---- Acknowledgements -----
We thank Nittai Bergman, Joe Doyle, Claudia Goldin, Larry Katz, Lawrence Kryzanowski, Todd Milbourn, Bill Schwert (the editor), Jeremy Stein, Tavneet Suri, Luigi Zingales, two anonymous referees, and participants at the Ackerman Conference on Corporate Governance at Bar Ilan University, Berkeley (Haas), DePaul-Chicago Fed, Harvard (Economic History and Labor) and Harvard-MIT Organizational Economics seminar, Incentives and Risk GSU Conference, NBER Conference on Ethics in Business, Northeastern, Stanford GSB and Yale SOM for their comments. We thank Adair Morse for sharing with us the data on corporate fraud cases. Kayla Liebman, Andrew Marok, Tim Ni, Carla Tokman, Moonlit Wang, Sammy Young and Anna Zhang provided great research assistance. Benmelech is grateful for financial support from the National Science Foundation under CAREER award SES-0847392. All errors are our own.
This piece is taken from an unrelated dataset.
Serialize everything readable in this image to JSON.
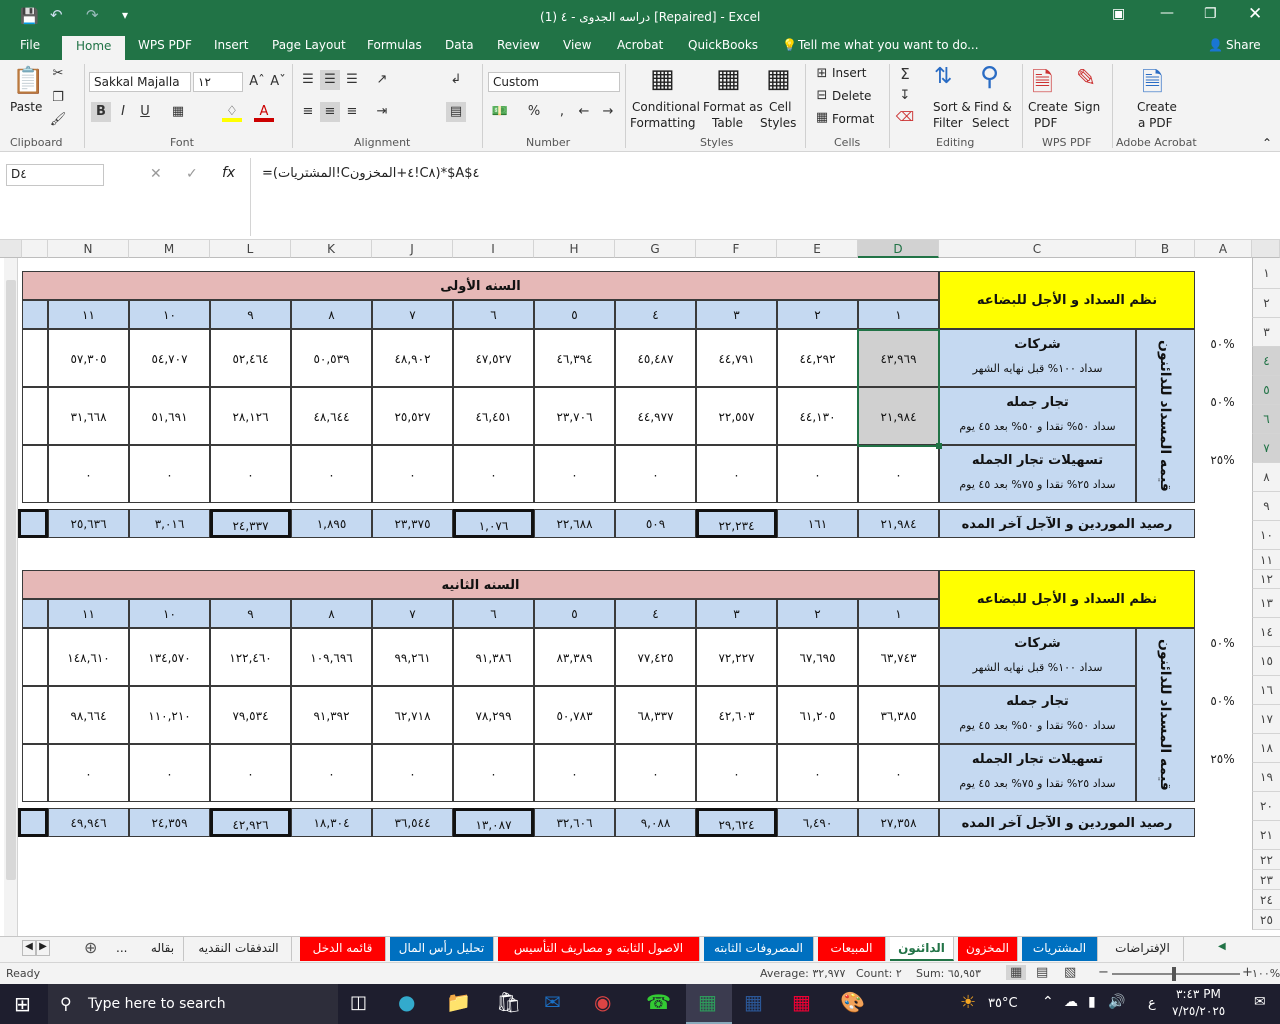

The views expressed herein are those of the authors and do not necessarily reflect the views of the National Bureau of Economic Research.